doi = "10.1007/s11423-019-09690-3",
language = "English",
journal = "Educational Technology Research and Development",
issn = "1042-1629",
publisher = "Springer Link",

}

RIS

TY - JOUR

T1 - Investigating the feasibility of using assessment and explanatory feedback in desktop virtual reality simulations

AU - Makransky, Guido

AU - Mayer, Richard

AU - Nøremølle, Anne

AU - Cordoba, Ainara Lopez

AU - Wandall, Jakob

AU - Bonde, Mads

PY - 2019

Y1 - 2019

N2 - There is great potential in making assessment and learning complementary. In this study, we investigated the feasibility of developing a desktop virtual reality (VR) laboratory simulation on the topic of genetics, with integrated assessment using multiple choice questions based on item response theory (IRT) and feedback based on the cognitive theory of multimedia learning. A pre-test post-test design was used to investigate three research questions related to: (1) students’ perceptions of assessment in the form of MC questions within the VR genetics simulation; (2) the fit of the MC questions to the assumptions of the partial credit model (PCM) within the framework of IRT; and (3) if there was a significant increase in intrinsic motivation, self-efficacy, and transfer from pre- to post-test after using the VR genetics simulation as a classroom learning activity. The sample consisted of 208 undergraduate students taking a medical genetics course. The results showed that assessment items in the form of gamified multiple-choice questions were perceived by 97% of the students to lead to higher levels of understanding, and only 8% thought that they made the simulation more boring. Items within a simulation were found to fit the PCM and the results showed that the sample had a small significant increase in intrinsic motivation and self-efficacy, and a large significant increase in transfer following the genetics simulation. It was possible to develop assessments for online educational material and retain the relevance and connectedness of informal assessment while simultaneously serving the communicative and credibility-based functions of formal assessment, which is a great challenge facing education today.

AB - There is great potential in making assessment and learning complementary. In this study, we investigated the feasibility of developing a desktop virtual reality (VR) laboratory simulation on the topic of genetics, with integrated assessment using multiple choice questions based on item response theory (IRT) and feedback based on the cognitive theory of multimedia learning. A pre-test post-test design was used to investigate three research questions related to: (1) students’ perceptions of assessment in the form of MC questions within the VR genetics simulation; (2) the fit of the MC questions to the assumptions of the partial credit model (PCM) within the framework of IRT; and (3) if there was a significant increase in intrinsic motivation, self-efficacy, and transfer from pre- to post-test after using the VR genetics simulation as a classroom learning activity. The sample consisted of 208 undergraduate students taking a medical genetics course. The results showed that assessment items in the form of gamified multiple-choice questions were perceived by 97% of the students to lead to higher levels of understanding, and only 8% thought that they made the simulation more boring. Items within a simulation were found to fit the PCM and the results showed that the sample had a small significant increase in intrinsic motivation and self-efficacy, and a large significant increase in transfer following the genetics simulation. It was possible to develop assessments for online educational material and retain the relevance and connectedness of informal assessment while simultaneously serving the communicative and credibility-based functions of formal assessment, which is a great challenge facing education today.

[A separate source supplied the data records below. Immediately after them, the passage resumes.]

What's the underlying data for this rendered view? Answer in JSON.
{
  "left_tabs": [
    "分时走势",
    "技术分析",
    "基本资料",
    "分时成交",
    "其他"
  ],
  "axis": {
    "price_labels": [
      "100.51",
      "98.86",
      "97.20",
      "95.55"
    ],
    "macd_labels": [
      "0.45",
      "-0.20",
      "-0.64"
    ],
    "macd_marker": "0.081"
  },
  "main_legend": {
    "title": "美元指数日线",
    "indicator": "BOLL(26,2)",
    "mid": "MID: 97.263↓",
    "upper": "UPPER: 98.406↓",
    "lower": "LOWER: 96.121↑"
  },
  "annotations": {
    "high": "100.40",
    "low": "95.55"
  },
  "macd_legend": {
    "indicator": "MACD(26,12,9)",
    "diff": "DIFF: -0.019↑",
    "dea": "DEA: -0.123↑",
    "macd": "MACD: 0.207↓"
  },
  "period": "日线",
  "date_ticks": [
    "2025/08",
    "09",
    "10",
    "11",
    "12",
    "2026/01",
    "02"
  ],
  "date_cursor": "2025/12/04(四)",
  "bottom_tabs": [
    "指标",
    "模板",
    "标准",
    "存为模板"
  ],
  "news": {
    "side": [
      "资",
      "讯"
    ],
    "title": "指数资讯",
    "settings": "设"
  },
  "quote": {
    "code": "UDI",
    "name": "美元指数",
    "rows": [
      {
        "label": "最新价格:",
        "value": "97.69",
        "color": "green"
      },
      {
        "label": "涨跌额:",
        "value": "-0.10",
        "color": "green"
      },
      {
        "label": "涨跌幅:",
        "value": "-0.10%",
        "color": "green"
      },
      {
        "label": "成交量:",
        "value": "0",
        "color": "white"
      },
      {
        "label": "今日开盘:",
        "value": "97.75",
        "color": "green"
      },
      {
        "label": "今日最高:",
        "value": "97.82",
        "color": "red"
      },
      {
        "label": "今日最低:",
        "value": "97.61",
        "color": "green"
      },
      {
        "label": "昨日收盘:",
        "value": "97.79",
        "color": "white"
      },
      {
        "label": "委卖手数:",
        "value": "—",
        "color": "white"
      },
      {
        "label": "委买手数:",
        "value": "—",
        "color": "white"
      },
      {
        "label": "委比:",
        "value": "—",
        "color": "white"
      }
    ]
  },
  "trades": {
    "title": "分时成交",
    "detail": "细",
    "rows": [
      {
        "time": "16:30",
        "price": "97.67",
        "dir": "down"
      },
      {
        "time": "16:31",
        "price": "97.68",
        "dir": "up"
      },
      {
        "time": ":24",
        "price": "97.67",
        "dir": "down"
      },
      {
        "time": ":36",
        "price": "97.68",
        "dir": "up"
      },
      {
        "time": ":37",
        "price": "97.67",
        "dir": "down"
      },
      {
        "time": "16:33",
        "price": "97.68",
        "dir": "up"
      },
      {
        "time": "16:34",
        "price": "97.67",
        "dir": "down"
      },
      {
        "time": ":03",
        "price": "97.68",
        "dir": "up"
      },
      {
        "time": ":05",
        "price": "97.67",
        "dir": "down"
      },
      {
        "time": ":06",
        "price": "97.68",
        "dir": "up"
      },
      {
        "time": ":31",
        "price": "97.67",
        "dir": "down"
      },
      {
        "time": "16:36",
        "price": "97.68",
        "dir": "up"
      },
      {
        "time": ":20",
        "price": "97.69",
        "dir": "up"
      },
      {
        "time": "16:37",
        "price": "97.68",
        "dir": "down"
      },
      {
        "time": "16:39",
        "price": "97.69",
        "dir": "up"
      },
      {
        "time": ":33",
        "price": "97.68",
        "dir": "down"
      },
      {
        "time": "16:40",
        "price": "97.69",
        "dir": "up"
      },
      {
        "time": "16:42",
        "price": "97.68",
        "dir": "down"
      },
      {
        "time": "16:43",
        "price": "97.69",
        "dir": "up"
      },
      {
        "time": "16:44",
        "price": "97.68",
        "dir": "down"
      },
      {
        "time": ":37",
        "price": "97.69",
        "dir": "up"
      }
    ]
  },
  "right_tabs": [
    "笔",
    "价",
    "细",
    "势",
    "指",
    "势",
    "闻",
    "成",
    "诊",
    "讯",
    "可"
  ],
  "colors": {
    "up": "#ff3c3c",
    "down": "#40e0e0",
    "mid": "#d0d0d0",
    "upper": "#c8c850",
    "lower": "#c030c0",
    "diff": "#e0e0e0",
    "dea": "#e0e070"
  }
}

KW - Assessment

KW - Cognitive theory of multimedia learning

KW - Desktop virtual reality

KW - Explanatory feedback

KW - Item response theory

KW - Retrieval practice

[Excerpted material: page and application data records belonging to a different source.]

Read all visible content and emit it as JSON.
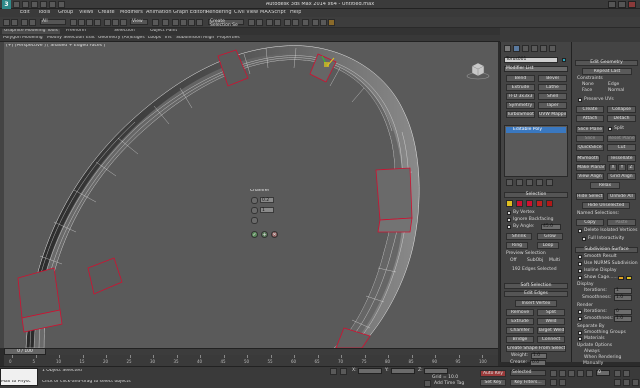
{
  "window": {
    "title": "Autodesk 3ds Max 2014 x64 - Untitled.max",
    "logo": "3"
  },
  "menu": [
    "Edit",
    "Tools",
    "Group",
    "Views",
    "Create",
    "Modifiers",
    "Animation",
    "Graph Editors",
    "Rendering",
    "Civil View",
    "MAXScript",
    "Help"
  ],
  "toolbar": {
    "selection_filter": "All",
    "view_dropdown": "View",
    "selection_set": "Create Selection Se"
  },
  "ribbon": {
    "tabs": [
      "Graphite Modeling Tools",
      "Freeform",
      "Selection",
      "Object Paint"
    ],
    "sub": [
      "Polygon Modeling",
      "Modify Selection",
      "Edit",
      "Geometry (All)",
      "Edges",
      "Loops",
      "Tris",
      "Subdivision",
      "Align",
      "Properties"
    ]
  },
  "viewport": {
    "label": "[+] [Perspective ] [ Shaded + Edged Faces ]"
  },
  "caddy": {
    "title": "Chamfer",
    "amount": "0.2",
    "segments": "1"
  },
  "command_panel": {
    "object_name": "Torus001",
    "modifier_list": "Modifier List",
    "buttons_left": [
      "Bend",
      "Bevel",
      "Extrude",
      "Lathe",
      "FFD 3x3x3",
      "Shell",
      "Symmetry",
      "Taper",
      "TurboSmooth",
      "UVW Mapping Clear"
    ],
    "stack_item": "Editable Poly",
    "selection_rollout": "Selection",
    "by_vertex": "By Vertex",
    "ignore_backfacing": "Ignore Backfacing",
    "by_angle": "By Angle:",
    "by_angle_value": "45.0",
    "shrink": "Shrink",
    "grow": "Grow",
    "ring": "Ring",
    "loop": "Loop",
    "preview_selection": "Preview Selection",
    "preview_off": "Off",
    "preview_subobj": "SubObj",
    "preview_multi": "Multi",
    "selected_status": "192 Edges Selected",
    "soft_selection": "Soft Selection",
    "edit_edges": "Edit Edges",
    "insert_vertex": "Insert Vertex",
    "remove": "Remove",
    "split": "Split",
    "extrude": "Extrude",
    "weld": "Weld",
    "chamfer": "Chamfer",
    "target_weld": "Target Weld",
    "bridge": "Bridge",
    "connect": "Connect",
    "create_shape": "Create Shape From Selection",
    "weight_label": "Weight:",
    "weight_value": "1.0",
    "crease_label": "Crease:",
    "crease_value": "0.0"
  },
  "command_panel2": {
    "edit_geometry": "Edit Geometry",
    "repeat_last": "Repeat Last",
    "constraints": "Constraints",
    "c_none": "None",
    "c_edge": "Edge",
    "c_face": "Face",
    "c_normal": "Normal",
    "preserve_uvs": "Preserve UVs",
    "create": "Create",
    "collapse": "Collapse",
    "attach": "Attach",
    "detach": "Detach",
    "slice_plane": "Slice Plane",
    "split": "Split",
    "slice": "Slice",
    "reset_plane": "Reset Plane",
    "quickslice": "QuickSlice",
    "cut": "Cut",
    "msmooth": "MSmooth",
    "tessellate": "Tessellate",
    "make_planar": "Make Planar",
    "x": "X",
    "y": "Y",
    "z": "Z",
    "view_align": "View Align",
    "grid_align": "Grid Align",
    "relax": "Relax",
    "hide_selected": "Hide Selected",
    "unhide_all": "Unhide All",
    "hide_unselected": "Hide Unselected",
    "named_selections": "Named Selections:",
    "copy": "Copy",
    "paste": "Paste",
    "delete_isolated": "Delete Isolated Vertices",
    "full_interactivity": "Full Interactivity",
    "subdivision_surface": "Subdivision Surface",
    "smooth_result": "Smooth Result",
    "use_nurms": "Use NURMS Subdivision",
    "isoline_display": "Isoline Display",
    "show_cage": "Show Cage......",
    "display": "Display",
    "iterations": "Iterations:",
    "iterations_value": "1",
    "smoothness": "Smoothness:",
    "smoothness_value": "1.0",
    "render": "Render",
    "render_iterations_value": "0",
    "render_smoothness_value": "1.0",
    "separate_by": "Separate By",
    "smoothing_groups": "Smoothing Groups",
    "materials": "Materials",
    "update_options": "Update Options",
    "always": "Always",
    "when_rendering": "When Rendering",
    "manually": "Manually"
  },
  "timeline": {
    "slider": "0 / 100",
    "ticks": [
      "0",
      "5",
      "10",
      "15",
      "20",
      "25",
      "30",
      "35",
      "40",
      "45",
      "50",
      "55",
      "60",
      "65",
      "70",
      "75",
      "80",
      "85",
      "90",
      "95",
      "100"
    ]
  },
  "status": {
    "maxscript": "Max to Physc",
    "selected": "1 Object Selected",
    "prompt": "Click or click-and-drag to select objects",
    "x_label": "X:",
    "y_label": "Y:",
    "z_label": "Z:",
    "grid": "Grid = 10.0",
    "auto_key": "Auto Key",
    "selected_dropdown": "Selected",
    "set_key": "Set Key",
    "key_filters": "Key Filters...",
    "add_time_tag": "Add Time Tag",
    "frame": "0"
  },
  "colors": {
    "viewport_bg": "#5a5a5a",
    "selected_edge": "#d01030",
    "accent_yellow": "#e0c020"
  }
}
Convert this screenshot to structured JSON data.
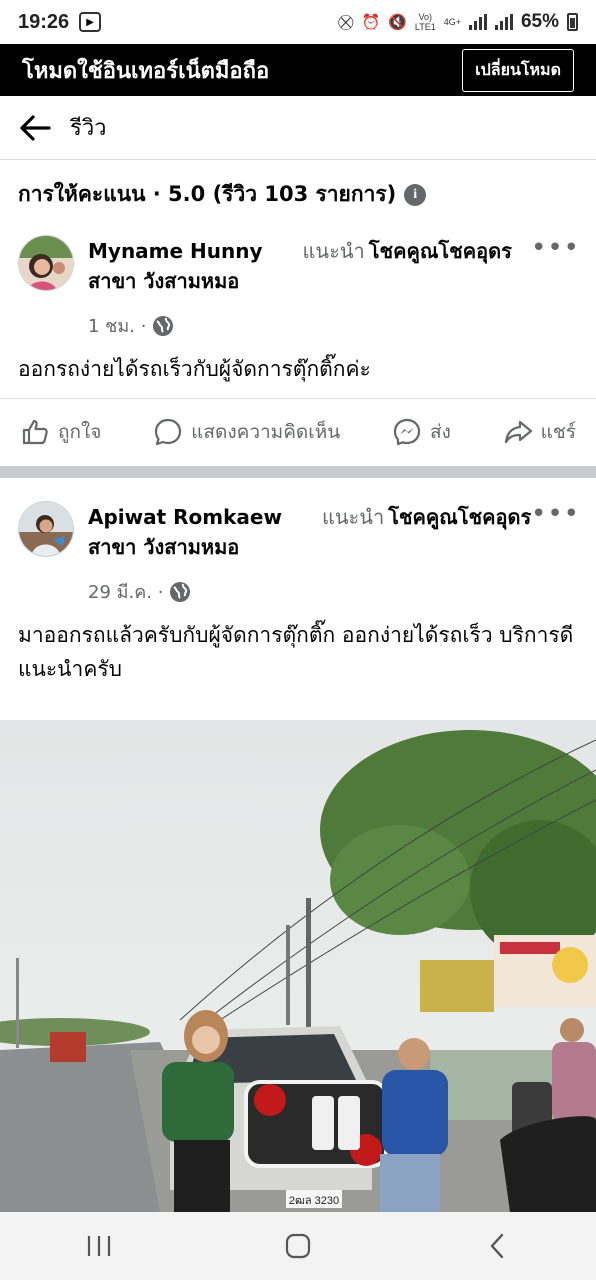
{
  "status_bar": {
    "time": "19:26",
    "network_label_top": "Vo)",
    "network_label_bottom": "LTE1",
    "network_type": "4G+",
    "battery": "65%"
  },
  "mode_banner": {
    "title": "โหมดใช้อินเทอร์เน็ตมือถือ",
    "button_label": "เปลี่ยนโหมด"
  },
  "header": {
    "title": "รีวิว"
  },
  "rating": {
    "summary": "การให้คะแนน · 5.0 (รีวิว 103 รายการ)"
  },
  "reviews": [
    {
      "author": "Myname Hunny",
      "recommend_label": "แนะนำ",
      "page_name": "โชคคูณโชคอุดร สาขา วังสามหมอ",
      "time": "1 ชม. ·",
      "text": "ออกรถง่ายได้รถเร็วกับผู้จัดการตุ๊กติ๊กค่ะ",
      "actions": {
        "like": "ถูกใจ",
        "comment": "แสดงความคิดเห็น",
        "send": "ส่ง",
        "share": "แชร์"
      }
    },
    {
      "author": "Apiwat Romkaew",
      "recommend_label": "แนะนำ",
      "page_name": "โชคคูณโชคอุดร สาขา วังสามหมอ",
      "time": "29 มี.ค. ·",
      "text": "มาออกรถแล้วครับกับผู้จัดการตุ๊กติ๊ก ออกง่ายได้รถเร็ว บริการดีแนะนำครับ"
    }
  ],
  "photo": {
    "plate_text": "2ฒล 3230"
  },
  "colors": {
    "banner_bg": "#000000",
    "text_primary": "#050505",
    "text_secondary": "#65676b",
    "divider": "#c9ccd1"
  }
}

KW - Simulations

U2 - 10.1007/s11423-019-09690-3

DO - 10.1007/s11423-019-09690-3

M3 - Journal article

JO - Educational Technology Research and Development

JF - Educational Technology Research and Development

SN - 1042-1629

ER -

ID: 226871974